By: Anita House
As the summer temperatures rise and the humidity soars in Hall County, tomato gardeners face unique challenges in maintaining the health and productivity of their plants…and changing clothes two and three times a day. Pruning tomatoes in July is an essential task that can help promote better air circulation, prevent disease, and optimize fruit production. In this article, we will explore effective pruning techniques while considering the common diseases and heat/humidity issues specific to this time of year.
Understanding the Importance of Pruning: Pruning is a practice that involves selectively removing certain parts of a plant to enhance its growth and productivity. When it comes to tomatoes, pruning offers several benefits, including:
Improved Air Circulation
Proper pruning allows for better air movement around the plant, reducing humidity levels and the risk of diseases caused by fungal issues. Given the humidity, you like better air flow, so does your tomatoes.
Pruning helps remove infected or diseased foliage, minimizing the spread of common tomato diseases, such as early blight, late blight, and powdery mildew.
Enhanced Fruit Quality
By removing excess foliage and suckers, pruning enables the plant to direct more energy towards fruit production, resulting in larger and tastier tomatoes.
Pruning Techniques for Tomato Plants
To prune tomatoes effectively, follow these guidelines:
Remove Suckers: Suckers are the small shoots that emerge in the leaf axils (the area between the main stem and branches, sometimes call the armpit). These suckers often grow into additional stems and foliage, diverting energy from fruit production. Pinch or prune them off when they are small to maintain one or two main stems.

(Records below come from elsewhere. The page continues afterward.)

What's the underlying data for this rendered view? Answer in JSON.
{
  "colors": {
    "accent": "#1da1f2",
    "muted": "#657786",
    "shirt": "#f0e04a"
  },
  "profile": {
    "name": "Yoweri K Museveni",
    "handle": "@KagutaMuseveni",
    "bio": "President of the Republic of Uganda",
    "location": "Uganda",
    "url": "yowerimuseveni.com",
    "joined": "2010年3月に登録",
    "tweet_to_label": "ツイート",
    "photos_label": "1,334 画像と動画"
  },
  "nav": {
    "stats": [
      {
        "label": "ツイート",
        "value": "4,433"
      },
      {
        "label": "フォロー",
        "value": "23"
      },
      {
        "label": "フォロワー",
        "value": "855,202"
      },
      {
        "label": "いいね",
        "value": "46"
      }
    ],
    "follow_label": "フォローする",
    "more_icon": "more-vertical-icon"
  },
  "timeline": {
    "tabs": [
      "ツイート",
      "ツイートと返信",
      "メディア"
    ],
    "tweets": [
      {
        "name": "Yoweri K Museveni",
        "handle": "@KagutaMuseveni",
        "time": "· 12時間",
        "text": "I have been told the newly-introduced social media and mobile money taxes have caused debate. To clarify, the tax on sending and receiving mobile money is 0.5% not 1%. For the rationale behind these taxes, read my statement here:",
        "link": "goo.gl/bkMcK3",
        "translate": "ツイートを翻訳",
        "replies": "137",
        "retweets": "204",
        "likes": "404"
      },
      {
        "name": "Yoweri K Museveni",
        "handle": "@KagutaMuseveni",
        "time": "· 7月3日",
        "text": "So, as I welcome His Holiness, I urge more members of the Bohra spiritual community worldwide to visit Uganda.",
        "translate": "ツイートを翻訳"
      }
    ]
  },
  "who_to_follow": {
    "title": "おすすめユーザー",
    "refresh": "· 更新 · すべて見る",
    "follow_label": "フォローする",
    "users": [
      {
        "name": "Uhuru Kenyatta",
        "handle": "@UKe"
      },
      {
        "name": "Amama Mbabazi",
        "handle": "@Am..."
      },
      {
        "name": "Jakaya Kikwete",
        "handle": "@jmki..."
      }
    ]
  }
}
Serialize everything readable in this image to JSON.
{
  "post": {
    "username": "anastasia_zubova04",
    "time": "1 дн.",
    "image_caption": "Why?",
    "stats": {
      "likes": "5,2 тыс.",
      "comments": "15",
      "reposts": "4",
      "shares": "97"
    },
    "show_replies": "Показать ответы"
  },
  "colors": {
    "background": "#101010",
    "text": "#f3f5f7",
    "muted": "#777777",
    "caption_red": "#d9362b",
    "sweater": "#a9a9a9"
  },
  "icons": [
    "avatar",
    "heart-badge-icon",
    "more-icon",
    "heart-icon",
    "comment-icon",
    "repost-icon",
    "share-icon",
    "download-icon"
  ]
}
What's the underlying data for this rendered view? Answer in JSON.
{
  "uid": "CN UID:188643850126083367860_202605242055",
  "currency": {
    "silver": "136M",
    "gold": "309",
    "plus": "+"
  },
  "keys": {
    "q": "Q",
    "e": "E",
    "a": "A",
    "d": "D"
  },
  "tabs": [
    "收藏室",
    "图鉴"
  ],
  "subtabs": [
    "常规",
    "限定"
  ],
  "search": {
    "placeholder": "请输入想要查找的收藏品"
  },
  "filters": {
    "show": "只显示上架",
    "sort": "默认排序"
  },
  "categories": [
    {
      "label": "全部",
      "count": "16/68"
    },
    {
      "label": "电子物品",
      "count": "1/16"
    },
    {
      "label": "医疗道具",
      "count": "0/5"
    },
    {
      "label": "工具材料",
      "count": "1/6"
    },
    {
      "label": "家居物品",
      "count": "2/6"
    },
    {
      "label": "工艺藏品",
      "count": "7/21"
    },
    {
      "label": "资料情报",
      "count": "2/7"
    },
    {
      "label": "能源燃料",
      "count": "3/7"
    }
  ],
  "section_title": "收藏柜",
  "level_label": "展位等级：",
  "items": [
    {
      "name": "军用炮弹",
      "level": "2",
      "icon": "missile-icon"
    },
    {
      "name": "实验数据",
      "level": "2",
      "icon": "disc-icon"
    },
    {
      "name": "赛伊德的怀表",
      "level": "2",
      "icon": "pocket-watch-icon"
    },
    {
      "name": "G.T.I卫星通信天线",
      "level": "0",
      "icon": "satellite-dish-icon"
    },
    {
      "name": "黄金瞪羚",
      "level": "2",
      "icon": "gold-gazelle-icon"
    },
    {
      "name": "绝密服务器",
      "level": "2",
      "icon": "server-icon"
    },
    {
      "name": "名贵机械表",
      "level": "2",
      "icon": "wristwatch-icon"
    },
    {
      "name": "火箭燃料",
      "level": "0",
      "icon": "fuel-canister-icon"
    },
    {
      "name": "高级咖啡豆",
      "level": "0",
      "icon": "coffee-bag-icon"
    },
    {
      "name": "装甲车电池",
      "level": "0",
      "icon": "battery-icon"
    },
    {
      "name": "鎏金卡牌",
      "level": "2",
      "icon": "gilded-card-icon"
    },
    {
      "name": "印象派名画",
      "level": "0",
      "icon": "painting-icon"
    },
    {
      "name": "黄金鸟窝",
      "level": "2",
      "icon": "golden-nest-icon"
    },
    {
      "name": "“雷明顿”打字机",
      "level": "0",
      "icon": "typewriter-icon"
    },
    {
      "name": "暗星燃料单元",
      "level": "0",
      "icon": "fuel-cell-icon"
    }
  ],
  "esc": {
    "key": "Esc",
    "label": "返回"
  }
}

Maintain A Single Or Double Stem: For determinate varieties, which grow to a specific height, it is recommended to maintain a single main stem. However, indeterminate varieties, which continue growing and producing fruit throughout the season, benefit from having two main stems. Stake to support the plants. Honestly, tomato cages are better suited for peppers than big indeterminate tomato plants.
Remove Lower Foliage: Trim the lower leaves close to the ground to minimize the risk of soil-borne diseases splashing onto the foliage during watering or rain. Consider removing leaves/branches on the bottom 25% of the plant.

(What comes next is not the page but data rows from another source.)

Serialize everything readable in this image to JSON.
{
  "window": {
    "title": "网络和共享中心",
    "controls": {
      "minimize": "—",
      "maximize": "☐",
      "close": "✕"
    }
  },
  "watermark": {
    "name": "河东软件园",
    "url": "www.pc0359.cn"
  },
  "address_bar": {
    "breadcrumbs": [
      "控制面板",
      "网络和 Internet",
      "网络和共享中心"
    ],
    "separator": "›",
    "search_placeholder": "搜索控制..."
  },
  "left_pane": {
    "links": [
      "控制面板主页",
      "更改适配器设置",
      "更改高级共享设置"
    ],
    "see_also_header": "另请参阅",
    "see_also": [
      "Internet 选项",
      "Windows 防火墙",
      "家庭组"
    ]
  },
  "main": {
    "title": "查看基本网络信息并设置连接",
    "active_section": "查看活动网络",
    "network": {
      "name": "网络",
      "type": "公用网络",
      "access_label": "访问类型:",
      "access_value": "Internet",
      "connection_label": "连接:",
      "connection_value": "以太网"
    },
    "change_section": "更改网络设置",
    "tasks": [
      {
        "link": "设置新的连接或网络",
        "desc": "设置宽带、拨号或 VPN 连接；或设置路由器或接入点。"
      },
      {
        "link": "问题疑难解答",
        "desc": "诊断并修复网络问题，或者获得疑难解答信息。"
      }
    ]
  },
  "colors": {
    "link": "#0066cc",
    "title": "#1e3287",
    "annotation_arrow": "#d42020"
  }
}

Prune Diseased Foliage: If you spot any signs of disease, such as yellowing, spotting, or wilting, remove the affected leaves immediately. Disinfect your pruning tools between cuts to prevent disease transmission. Do not put the diseased leaves in your compost pile. Burn or throw them in the trash.
Considerations For Common Diseases

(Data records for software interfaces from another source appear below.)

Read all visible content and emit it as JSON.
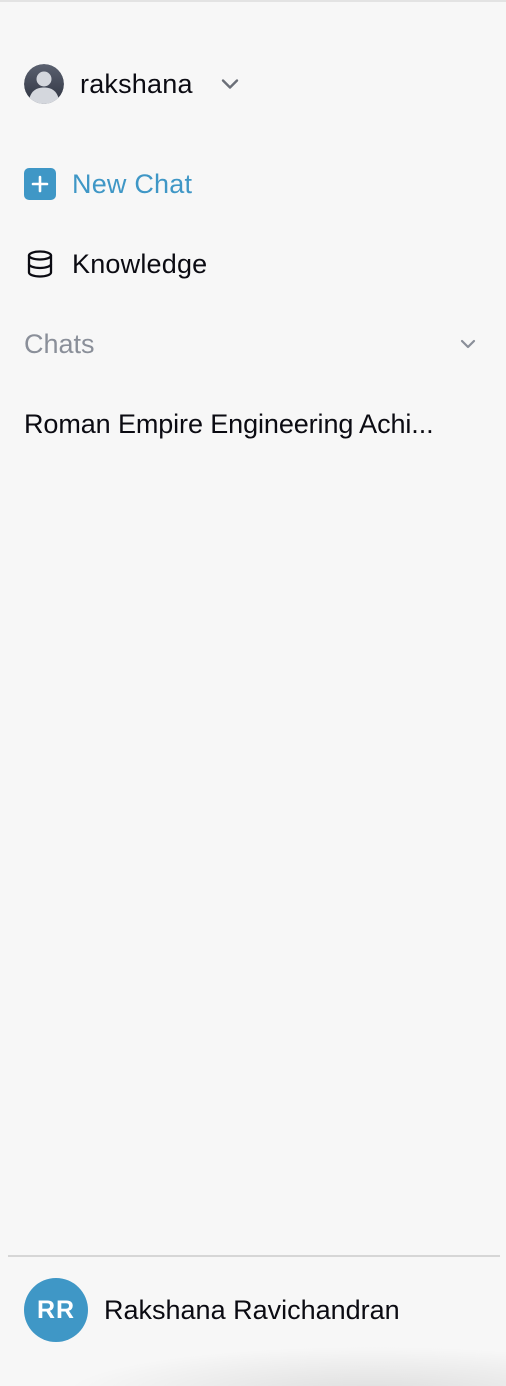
{
  "workspace": {
    "name": "rakshana",
    "avatar_icon": "default-user-avatar-icon",
    "toggle_icon": "chevron-down-icon"
  },
  "nav": {
    "new_chat_label": "New Chat",
    "new_chat_icon": "plus-icon",
    "knowledge_label": "Knowledge",
    "knowledge_icon": "database-icon"
  },
  "chats": {
    "header_label": "Chats",
    "collapse_icon": "chevron-down-icon",
    "items": [
      {
        "title": "Roman Empire Engineering Achi..."
      }
    ]
  },
  "user": {
    "initials": "RR",
    "full_name": "Rakshana Ravichandran"
  },
  "colors": {
    "accent": "#3f97c6",
    "background": "#f7f7f7",
    "muted_text": "#8a8f99",
    "divider": "#d6d6d6"
  }
}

Tomatoes are prone to several tomato diseases that can be exacerbated by the region's heat and humidity. It is crucial to be aware of these diseases and take preventive measures:
Early Blight: Caused by the fungus Alternaria solani, early blight affects the leaves, causing dark concentric rings with yellowing and wilting. Remove infected leaves and provide adequate spacing between plants for air circulation.
Late Blight: A devastating disease caused by Phytophthora infestans, late blight can destroy an entire crop within days. Remove and destroy infected plants, and consider applying copper-based fungicides preventively.
Powdery Mildew: This fungal disease appears as a white, powdery coating on the leaves. Prune affected foliage and apply fungicides labeled for powdery mildew control.
Heat and Humidity Considerations
The hot and humid climate of Hall County can affect tomato plants' overall health and vigor. Consider these tips:
Water Properly: Provide deep, regular watering to keep the soil evenly moist. Avoid overhead watering to prevent the spread of fungal diseases. Use mulch to retain moisture and regulate soil temperature.
Provide Shade: In extreme heat, consider providing temporary shade for tomato plants to protect them from scorching sun rays. This can be done using shade cloth or by planting taller companion plants nearby to offer some relief. And if you are really dedicated, a picnic umbrella does wonders.
Choose Disease-Resistant Varieties: When selecting tomato varieties for your garden, opt for those that are resistant to common diseases prevalent in your area. This can help minimize the risk of infection and ensure healthier plants.
Monitor For Pests
Keep an eye out for common tomato pests like aphids, whiteflies, and tomato hornworms. Regularly inspect your plants and take appropriate measures, such as handpicking or using organic insecticides, to control infestations. For hornworms, use a black light at night. They will glow, really, they will, even when very small.
Pruning tomatoes in July is a crucial task that can improve air circulation, prevent disease, and promote optimal fruit production.
By following the proper pruning techniques and considering the common diseases and heat/humidity challenges specific to this area, tomato gardeners can ensure healthier, more productive plants. Remember to stay vigilant, monitor for signs of disease, and take preventive measures to protect your tomato plants throughout the summer season.
And, if you want to learn more about tomatoes or other gardening tips and tricks, make sure to check out our free classes that are open to the public.
Happy pruning and enjoy the bountiful harvest!